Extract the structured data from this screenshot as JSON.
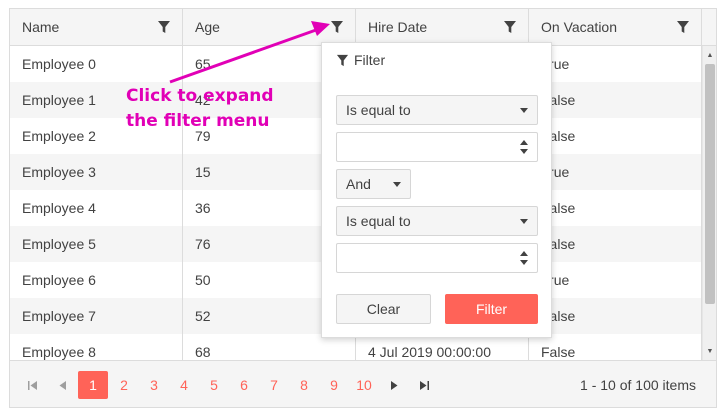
{
  "columns": [
    {
      "label": "Name",
      "filter_icon": "funnel-icon"
    },
    {
      "label": "Age",
      "filter_icon": "funnel-icon"
    },
    {
      "label": "Hire Date",
      "filter_icon": "funnel-icon"
    },
    {
      "label": "On Vacation",
      "filter_icon": "funnel-icon"
    }
  ],
  "rows": [
    {
      "name": "Employee 0",
      "age": "65",
      "hire": "",
      "vacation": "True"
    },
    {
      "name": "Employee 1",
      "age": "42",
      "hire": "",
      "vacation": "False"
    },
    {
      "name": "Employee 2",
      "age": "79",
      "hire": "",
      "vacation": "False"
    },
    {
      "name": "Employee 3",
      "age": "15",
      "hire": "",
      "vacation": "True"
    },
    {
      "name": "Employee 4",
      "age": "36",
      "hire": "",
      "vacation": "False"
    },
    {
      "name": "Employee 5",
      "age": "76",
      "hire": "",
      "vacation": "False"
    },
    {
      "name": "Employee 6",
      "age": "50",
      "hire": "",
      "vacation": "True"
    },
    {
      "name": "Employee 7",
      "age": "52",
      "hire": "",
      "vacation": "False"
    },
    {
      "name": "Employee 8",
      "age": "68",
      "hire": "4 Jul 2019 00:00:00",
      "vacation": "False"
    }
  ],
  "filter_menu": {
    "title": "Filter",
    "operator_1": "Is equal to",
    "value_1": "",
    "logic": "And",
    "operator_2": "Is equal to",
    "value_2": "",
    "clear_label": "Clear",
    "filter_label": "Filter"
  },
  "pager": {
    "first_icon": "first-page-icon",
    "prev_icon": "prev-page-icon",
    "pages": [
      "1",
      "2",
      "3",
      "4",
      "5",
      "6",
      "7",
      "8",
      "9",
      "10"
    ],
    "current_page": "1",
    "next_icon": "next-page-icon",
    "last_icon": "last-page-icon",
    "info": "1 - 10 of 100 items"
  },
  "annotation": {
    "line1": "Click to expand",
    "line2": "the filter menu"
  },
  "colors": {
    "accent": "#ff6358",
    "annotation": "#e100b6",
    "header_bg": "#f5f5f5",
    "border": "#dcdcdc"
  }
}
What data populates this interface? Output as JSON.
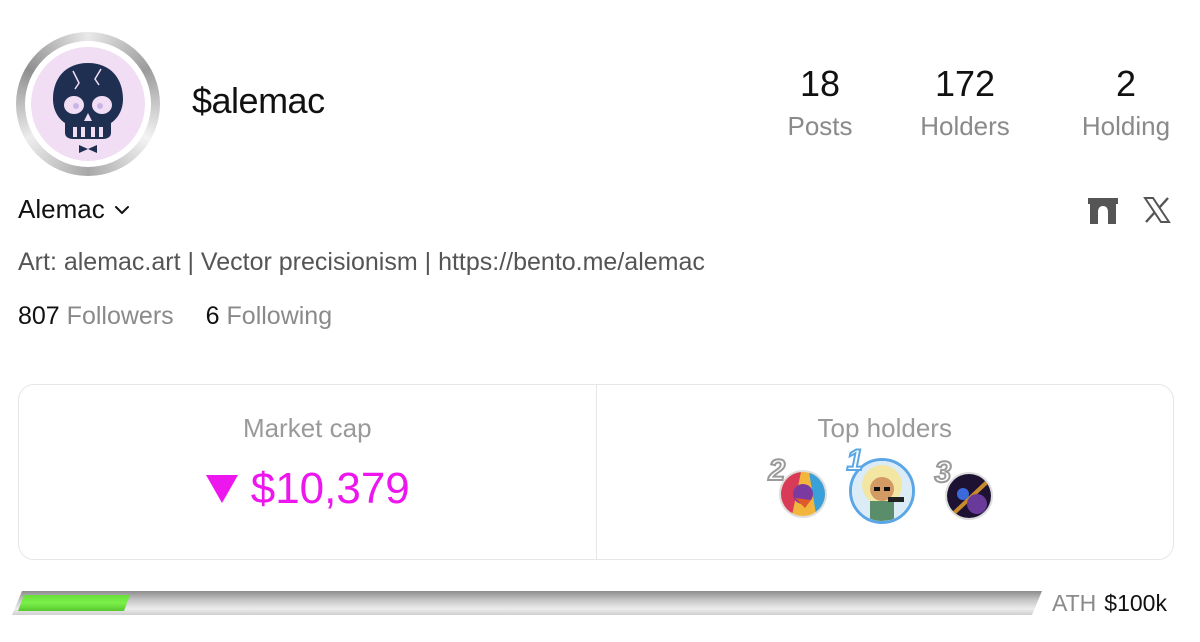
{
  "profile": {
    "handle": "$alemac",
    "display_name": "Alemac",
    "bio": "Art: alemac.art | Vector precisionism | https://bento.me/alemac",
    "avatar_icon": "skull-avatar-icon"
  },
  "stats": {
    "posts": {
      "value": "18",
      "label": "Posts"
    },
    "holders": {
      "value": "172",
      "label": "Holders"
    },
    "holding": {
      "value": "2",
      "label": "Holding"
    }
  },
  "follow": {
    "followers_count": "807",
    "followers_label": "Followers",
    "following_count": "6",
    "following_label": "Following"
  },
  "socials": [
    {
      "name": "arch-icon"
    },
    {
      "name": "x-icon"
    }
  ],
  "market": {
    "label": "Market cap",
    "value": "$10,379",
    "trend": "down",
    "color": "#ee16ee"
  },
  "top_holders": {
    "label": "Top holders",
    "ranks": [
      "1",
      "2",
      "3"
    ]
  },
  "progress": {
    "fraction": 0.11,
    "ath_label": "ATH",
    "ath_value": "$100k",
    "fill_color": "#6fe63e"
  }
}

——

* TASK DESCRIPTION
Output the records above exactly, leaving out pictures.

* EXPECTED ANSWER
Extract the structured data from this screenshot as JSON.
{
  "columns": [
    {
      "label": "Name",
      "filter_icon": "funnel-icon"
    },
    {
      "label": "Age",
      "filter_icon": "funnel-icon"
    },
    {
      "label": "Hire Date",
      "filter_icon": "funnel-icon"
    },
    {
      "label": "On Vacation",
      "filter_icon": "funnel-icon"
    }
  ],
  "rows": [
    {
      "name": "Employee 0",
      "age": "65",
      "hire": "",
      "vacation": "True"
    },
    {
      "name": "Employee 1",
      "age": "42",
      "hire": "",
      "vacation": "False"
    },
    {
      "name": "Employee 2",
      "age": "79",
      "hire": "",
      "vacation": "False"
    },
    {
      "name": "Employee 3",
      "age": "15",
      "hire": "",
      "vacation": "True"
    },
    {
      "name": "Employee 4",
      "age": "36",
      "hire": "",
      "vacation": "False"
    },
    {
      "name": "Employee 5",
      "age": "76",
      "hire": "",
      "vacation": "False"
    },
    {
      "name": "Employee 6",
      "age": "50",
      "hire": "",
      "vacation": "True"
    },
    {
      "name": "Employee 7",
      "age": "52",
      "hire": "",
      "vacation": "False"
    },
    {
      "name": "Employee 8",
      "age": "68",
      "hire": "4 Jul 2019 00:00:00",
      "vacation": "False"
    }
  ],
  "filter_menu": {
    "title": "Filter",
    "operator_1": "Is equal to",
    "value_1": "",
    "logic": "And",
    "operator_2": "Is equal to",
    "value_2": "",
    "clear_label": "Clear",
    "filter_label": "Filter"
  },
  "pager": {
    "first_icon": "first-page-icon",
    "prev_icon": "prev-page-icon",
    "pages": [
      "1",
      "2",
      "3",
      "4",
      "5",
      "6",
      "7",
      "8",
      "9",
      "10"
    ],
    "current_page": "1",
    "next_icon": "next-page-icon",
    "last_icon": "last-page-icon",
    "info": "1 - 10 of 100 items"
  },
  "annotation": {
    "line1": "Click to expand",
    "line2": "the filter menu"
  },
  "colors": {
    "accent": "#ff6358",
    "annotation": "#e100b6",
    "header_bg": "#f5f5f5",
    "border": "#dcdcdc"
  }
}
What data populates this interface? Output as JSON.
{
  "profile": {
    "handle": "$alemac",
    "display_name": "Alemac",
    "bio": "Art: alemac.art | Vector precisionism | https://bento.me/alemac",
    "avatar_icon": "skull-avatar-icon"
  },
  "stats": {
    "posts": {
      "value": "18",
      "label": "Posts"
    },
    "holders": {
      "value": "172",
      "label": "Holders"
    },
    "holding": {
      "value": "2",
      "label": "Holding"
    }
  },
  "follow": {
    "followers_count": "807",
    "followers_label": "Followers",
    "following_count": "6",
    "following_label": "Following"
  },
  "socials": [
    {
      "name": "arch-icon"
    },
    {
      "name": "x-icon"
    }
  ],
  "market": {
    "label": "Market cap",
    "value": "$10,379",
    "trend": "down",
    "color": "#ee16ee"
  },
  "top_holders": {
    "label": "Top holders",
    "ranks": [
      "1",
      "2",
      "3"
    ]
  },
  "progress": {
    "fraction": 0.11,
    "ath_label": "ATH",
    "ath_value": "$100k",
    "fill_color": "#6fe63e"
  }
}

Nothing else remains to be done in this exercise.